A commercial aircraft made by Virgin Galactic reached the height of 51.4 miles (82.7 kilometers), enough for its two test pilots to experience weightlessness and see the curvature of the Earth, in a record-breaking flight on Thursday.
The rocket-propelled plane then re-entered the Earth's atmosphere at 2.9 times the speed of sound and landed safely on a runway in California's Mojave Desert.
"Today we have shown Virgin Galactic can open space to the world," company owner Richard Branson said while welcoming the pilots after landing.

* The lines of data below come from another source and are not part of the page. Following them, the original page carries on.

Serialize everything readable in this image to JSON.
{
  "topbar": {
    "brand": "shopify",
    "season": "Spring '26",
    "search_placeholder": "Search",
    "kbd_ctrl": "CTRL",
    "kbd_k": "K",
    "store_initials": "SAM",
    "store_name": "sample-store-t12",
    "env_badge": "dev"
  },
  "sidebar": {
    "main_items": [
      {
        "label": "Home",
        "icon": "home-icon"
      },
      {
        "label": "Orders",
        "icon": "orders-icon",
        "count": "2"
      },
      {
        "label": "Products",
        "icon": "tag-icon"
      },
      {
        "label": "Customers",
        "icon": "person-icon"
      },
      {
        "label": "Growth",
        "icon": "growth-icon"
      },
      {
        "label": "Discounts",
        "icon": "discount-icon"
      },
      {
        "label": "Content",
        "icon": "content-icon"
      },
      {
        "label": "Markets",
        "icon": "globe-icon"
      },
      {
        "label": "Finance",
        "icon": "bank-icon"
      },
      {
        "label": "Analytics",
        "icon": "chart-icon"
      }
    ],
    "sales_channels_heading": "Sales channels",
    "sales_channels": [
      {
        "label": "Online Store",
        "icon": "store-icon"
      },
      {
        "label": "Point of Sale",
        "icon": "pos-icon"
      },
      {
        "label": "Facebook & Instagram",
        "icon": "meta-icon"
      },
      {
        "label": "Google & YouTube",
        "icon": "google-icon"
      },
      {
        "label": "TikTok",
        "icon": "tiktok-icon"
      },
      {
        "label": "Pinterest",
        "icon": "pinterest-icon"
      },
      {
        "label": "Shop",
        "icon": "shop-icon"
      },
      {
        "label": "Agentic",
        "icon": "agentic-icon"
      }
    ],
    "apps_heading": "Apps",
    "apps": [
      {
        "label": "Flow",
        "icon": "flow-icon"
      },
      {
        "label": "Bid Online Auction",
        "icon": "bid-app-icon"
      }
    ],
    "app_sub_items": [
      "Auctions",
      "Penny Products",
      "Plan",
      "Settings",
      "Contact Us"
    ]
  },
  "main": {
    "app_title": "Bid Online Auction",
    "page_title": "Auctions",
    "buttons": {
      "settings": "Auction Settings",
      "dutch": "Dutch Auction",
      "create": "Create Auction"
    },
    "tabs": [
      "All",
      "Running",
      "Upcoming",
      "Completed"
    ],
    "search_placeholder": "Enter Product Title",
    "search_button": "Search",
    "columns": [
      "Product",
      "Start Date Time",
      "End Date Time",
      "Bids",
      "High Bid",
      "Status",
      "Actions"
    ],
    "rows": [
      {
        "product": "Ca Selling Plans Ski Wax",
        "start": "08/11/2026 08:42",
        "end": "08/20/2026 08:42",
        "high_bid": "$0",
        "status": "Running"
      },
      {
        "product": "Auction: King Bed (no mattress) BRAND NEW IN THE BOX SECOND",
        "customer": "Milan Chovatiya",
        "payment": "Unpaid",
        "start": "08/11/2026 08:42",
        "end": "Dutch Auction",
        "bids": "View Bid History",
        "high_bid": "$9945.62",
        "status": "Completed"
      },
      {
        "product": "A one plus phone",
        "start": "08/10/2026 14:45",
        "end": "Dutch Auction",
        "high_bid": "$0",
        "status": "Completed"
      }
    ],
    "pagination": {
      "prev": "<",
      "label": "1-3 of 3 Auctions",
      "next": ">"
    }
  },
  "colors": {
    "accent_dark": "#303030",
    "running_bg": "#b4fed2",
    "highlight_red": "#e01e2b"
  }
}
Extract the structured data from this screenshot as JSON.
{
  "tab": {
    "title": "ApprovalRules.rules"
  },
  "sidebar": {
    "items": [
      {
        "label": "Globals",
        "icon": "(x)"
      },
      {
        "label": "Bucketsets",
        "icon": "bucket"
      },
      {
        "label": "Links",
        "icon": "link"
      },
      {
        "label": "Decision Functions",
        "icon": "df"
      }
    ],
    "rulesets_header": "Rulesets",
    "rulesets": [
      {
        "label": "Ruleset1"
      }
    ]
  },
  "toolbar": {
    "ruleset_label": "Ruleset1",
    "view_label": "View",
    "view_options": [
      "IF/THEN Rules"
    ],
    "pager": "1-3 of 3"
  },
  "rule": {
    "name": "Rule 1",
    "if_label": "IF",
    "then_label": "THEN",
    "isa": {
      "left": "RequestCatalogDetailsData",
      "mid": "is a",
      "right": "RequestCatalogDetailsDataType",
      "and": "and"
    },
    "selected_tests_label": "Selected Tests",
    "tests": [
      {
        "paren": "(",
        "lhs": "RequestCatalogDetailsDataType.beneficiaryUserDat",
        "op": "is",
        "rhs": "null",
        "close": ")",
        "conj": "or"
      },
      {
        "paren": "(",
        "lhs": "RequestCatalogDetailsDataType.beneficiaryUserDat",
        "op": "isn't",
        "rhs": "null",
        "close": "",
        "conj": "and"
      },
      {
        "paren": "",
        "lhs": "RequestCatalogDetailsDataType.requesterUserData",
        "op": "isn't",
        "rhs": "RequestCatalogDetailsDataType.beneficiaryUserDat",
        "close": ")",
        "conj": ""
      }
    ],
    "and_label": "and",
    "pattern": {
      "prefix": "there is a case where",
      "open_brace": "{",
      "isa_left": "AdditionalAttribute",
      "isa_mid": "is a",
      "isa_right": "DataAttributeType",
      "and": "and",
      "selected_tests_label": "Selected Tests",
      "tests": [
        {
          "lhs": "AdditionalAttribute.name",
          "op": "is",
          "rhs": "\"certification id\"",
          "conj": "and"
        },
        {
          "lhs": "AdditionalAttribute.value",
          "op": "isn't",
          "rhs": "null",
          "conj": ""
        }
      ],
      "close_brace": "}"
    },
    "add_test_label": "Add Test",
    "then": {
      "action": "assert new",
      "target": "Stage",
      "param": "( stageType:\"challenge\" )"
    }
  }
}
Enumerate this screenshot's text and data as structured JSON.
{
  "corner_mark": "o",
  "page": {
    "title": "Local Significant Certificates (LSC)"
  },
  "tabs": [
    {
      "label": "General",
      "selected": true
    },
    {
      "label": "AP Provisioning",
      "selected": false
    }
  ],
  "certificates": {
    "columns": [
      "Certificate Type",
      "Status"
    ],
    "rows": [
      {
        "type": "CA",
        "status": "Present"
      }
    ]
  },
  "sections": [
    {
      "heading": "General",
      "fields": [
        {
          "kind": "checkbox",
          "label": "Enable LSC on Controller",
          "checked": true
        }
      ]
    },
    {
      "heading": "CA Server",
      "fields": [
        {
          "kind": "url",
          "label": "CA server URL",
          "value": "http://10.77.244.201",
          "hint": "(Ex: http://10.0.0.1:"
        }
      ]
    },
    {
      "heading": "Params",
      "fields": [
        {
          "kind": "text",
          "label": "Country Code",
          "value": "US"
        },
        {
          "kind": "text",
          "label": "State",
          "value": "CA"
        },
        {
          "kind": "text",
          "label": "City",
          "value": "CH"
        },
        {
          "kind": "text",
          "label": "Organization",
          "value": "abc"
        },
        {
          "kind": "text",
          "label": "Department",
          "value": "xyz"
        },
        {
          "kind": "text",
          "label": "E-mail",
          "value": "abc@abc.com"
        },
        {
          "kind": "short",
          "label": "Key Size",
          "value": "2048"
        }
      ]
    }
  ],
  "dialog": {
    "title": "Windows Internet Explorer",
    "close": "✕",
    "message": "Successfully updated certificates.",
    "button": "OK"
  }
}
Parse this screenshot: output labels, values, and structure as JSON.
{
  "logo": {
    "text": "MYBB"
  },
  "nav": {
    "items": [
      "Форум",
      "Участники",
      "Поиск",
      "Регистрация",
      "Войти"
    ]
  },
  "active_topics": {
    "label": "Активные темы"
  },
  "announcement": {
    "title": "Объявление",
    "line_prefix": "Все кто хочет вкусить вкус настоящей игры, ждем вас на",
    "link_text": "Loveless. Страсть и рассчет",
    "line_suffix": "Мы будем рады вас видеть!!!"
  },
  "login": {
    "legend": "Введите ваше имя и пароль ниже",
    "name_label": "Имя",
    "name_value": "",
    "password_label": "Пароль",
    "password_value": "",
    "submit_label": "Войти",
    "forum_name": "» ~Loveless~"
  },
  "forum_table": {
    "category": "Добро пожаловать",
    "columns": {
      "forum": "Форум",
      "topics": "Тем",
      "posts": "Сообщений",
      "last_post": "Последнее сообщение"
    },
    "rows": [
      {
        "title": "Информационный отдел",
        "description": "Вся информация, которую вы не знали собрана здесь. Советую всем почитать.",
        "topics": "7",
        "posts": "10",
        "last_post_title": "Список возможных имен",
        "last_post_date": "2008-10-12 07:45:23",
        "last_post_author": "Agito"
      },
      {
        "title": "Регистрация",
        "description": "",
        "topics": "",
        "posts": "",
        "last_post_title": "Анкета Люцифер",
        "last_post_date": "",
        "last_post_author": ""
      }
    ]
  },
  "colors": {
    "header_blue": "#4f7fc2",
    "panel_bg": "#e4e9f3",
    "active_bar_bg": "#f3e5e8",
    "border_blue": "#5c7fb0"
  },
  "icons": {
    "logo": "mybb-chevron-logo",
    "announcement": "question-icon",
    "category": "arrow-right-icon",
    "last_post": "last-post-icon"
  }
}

Thursday's flight marks the first time that the company's aircraft has breached the altitude of 50 miles (80 kilometers), which the US Air Force considers to be the boundary of space. However, many other agencies define the space boundary as 100 kilometers (62 miles) above the Earth's surface.
Virgin's first experimental spacecraft failed during a 2014 test flight, with one of the pilots losing his life.
Tourist flights just months away
On Thursday, a special carrier plane brought the company's SpaceShipTwo rocket plane to an altitude of 13.7 kilometers, when the spacecraft detached and activated its engines to reach its maximum altitude. The rocket-powered vehicle seats six passengers and is 18.3 meters (60 foot) long, with an 8.3-meter (27-foot) wingspan. During the test flight, it carried four NASA research payloads and a mannequin named Annie as a stand-in passenger.
Future passengers will need to pay $250,000 (€220,150) for a 90-minute flight. Nearly 700 prospective space tourists, including Hollywood actor Leonardo DiCaprio and popular singer Justin Bieber, already paid full price or put down deposits for the journey.
After the test flight, Branson said he was aiming to make the first commercial flight as early as March 2019.
The UK billionaire is under pressure from other companies pushing their own commercial space flight programs, including Blue Origin backed by Amazon founder Jeff Bezos, SpaceX managed by Elon Musk, and Boeing's partnership with a company named Space Adventures to ferry tourists on suborbital flights.
dj/sms (Reuters, AP, AFP)